ADN versus BSN: Which Should You Choose?Higher Education Articles July 7, 2013
While getting an associate degree in nursing may be cheaper than getting a bachelor degree in nursing, the additional opportunities and benefits that come with a Bachelor of Science in Nursing (BSN) may make it the better option. If you are looking to make nursing a career, both an Associate Degree in Nursing (ADN) and BSN will give you the foundations you need. On the surface, both nurses with an ADN and a BSN start out at the same level of pay and responsibility, but a BSN will offer more career options and the potential for advancement in your career.
Beyond Hospitals and Long-Term Care
Most people, when asked to think of a nurse, immediately have a mental image of nurse in a hospital setting. While a significant portion of nurses work in hospitals and long-term care settings, nurses are not limited to those places of employment. Nurses with a BSN have the option of working in other settings, such as schools, community health facilities, administrative offices and pharmaceutical companies. You are also not confined to bedside care. Most nurses with a BSN find work in nursing research, case management, home nursing care, and working as a military nurse or even training others to become certified nursing assistants.
Choosing a Specialty
As a nurse with a BSN rather than an ADN, you also have more opportunities to choose a specialty area of nursing. Once you have determined what area you would like to specialize in (pediatrics, cancer, etc.) your BSN will help you enroll in an advanced degree program to obtain a master’s or doctorate in nursing. From there, you can pursue an advanced degree career such as a nurse practitioner in your area of specialty. Without getting an advanced degree, you may be able to use your BSN to obtain a position overseeing other RNs in a particular area of the hospital or facility in which you work.
Getting Your ADN First
For some getting your ADN, finding a job and then starting to work on your BSN may be the most financially-sound decision. Since nurses with ADNs and BSNs typically start out in the same positions, earning the same amount of money, you can start building experience in the nursing field while going back to school to obtain your BSN. In addition, most jobs offer tuition reimbursement programs to help nurses obtain their BSNs, so you could potentially get your BSN without spending a lot of money upfront.
The BSN Edge
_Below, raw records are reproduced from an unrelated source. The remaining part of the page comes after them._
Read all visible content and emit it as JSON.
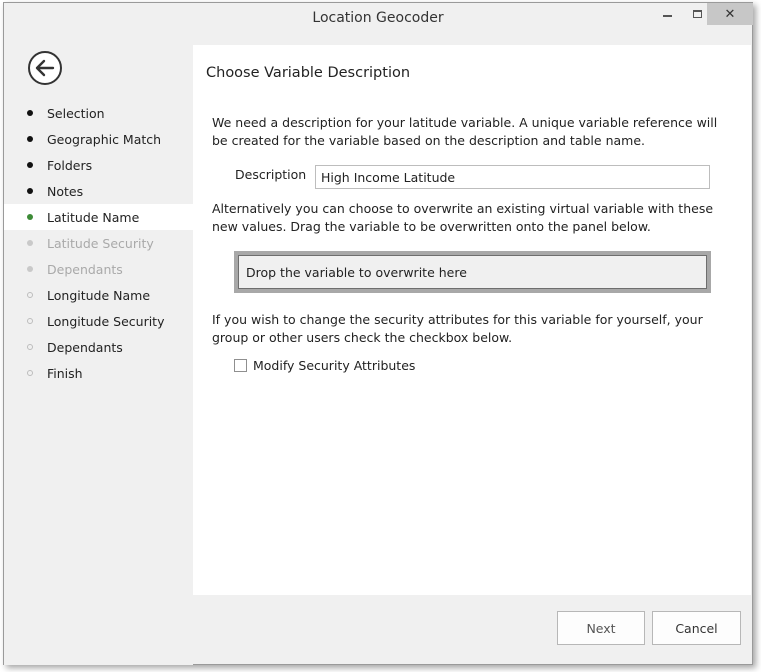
{
  "window": {
    "title": "Location Geocoder",
    "close_glyph": "✕"
  },
  "sidebar": {
    "items": [
      {
        "label": "Selection",
        "state": "done"
      },
      {
        "label": "Geographic Match",
        "state": "done"
      },
      {
        "label": "Folders",
        "state": "done"
      },
      {
        "label": "Notes",
        "state": "done"
      },
      {
        "label": "Latitude Name",
        "state": "active"
      },
      {
        "label": "Latitude Security",
        "state": "pending"
      },
      {
        "label": "Dependants",
        "state": "pending"
      },
      {
        "label": "Longitude Name",
        "state": "empty"
      },
      {
        "label": "Longitude Security",
        "state": "empty"
      },
      {
        "label": "Dependants",
        "state": "empty"
      },
      {
        "label": "Finish",
        "state": "empty"
      }
    ]
  },
  "panel": {
    "title": "Choose Variable Description",
    "intro": "We need a description for your latitude variable.  A unique variable reference will be created for the variable based on the description and table name.",
    "description_label": "Description",
    "description_value": "High Income Latitude",
    "overwrite_text": "Alternatively you can choose to overwrite an existing virtual variable with these new values. Drag the variable to be overwritten onto the panel below.",
    "drop_text": "Drop the variable to overwrite here",
    "security_text": "If you wish to change the security attributes for this variable for yourself, your group or other users check the checkbox below.",
    "checkbox_label": "Modify Security Attributes",
    "checkbox_checked": false
  },
  "footer": {
    "next_label": "Next",
    "cancel_label": "Cancel"
  },
  "colors": {
    "active_dot": "#3d8b37",
    "panel_bg": "#ffffff",
    "chrome_bg": "#f0f0f0"
  }
}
Regardless of whether you choose to get an ADN or BSN, registered nurses are in high-demand and with a median pay of $66,650, nursing is a stable career. However, if you plan to advance in your career and make nursing a lifelong occupation, you may earn more with a BSN. Employers will value your degree when it comes to offering raises and choosing candidates for managerial positions. Obtaining your BSN, instead of an ADN, may also provide you with more entry-level job opportunities, giving you choices when it comes to choosing a place of employment, rather than having to accept the first job you are offered.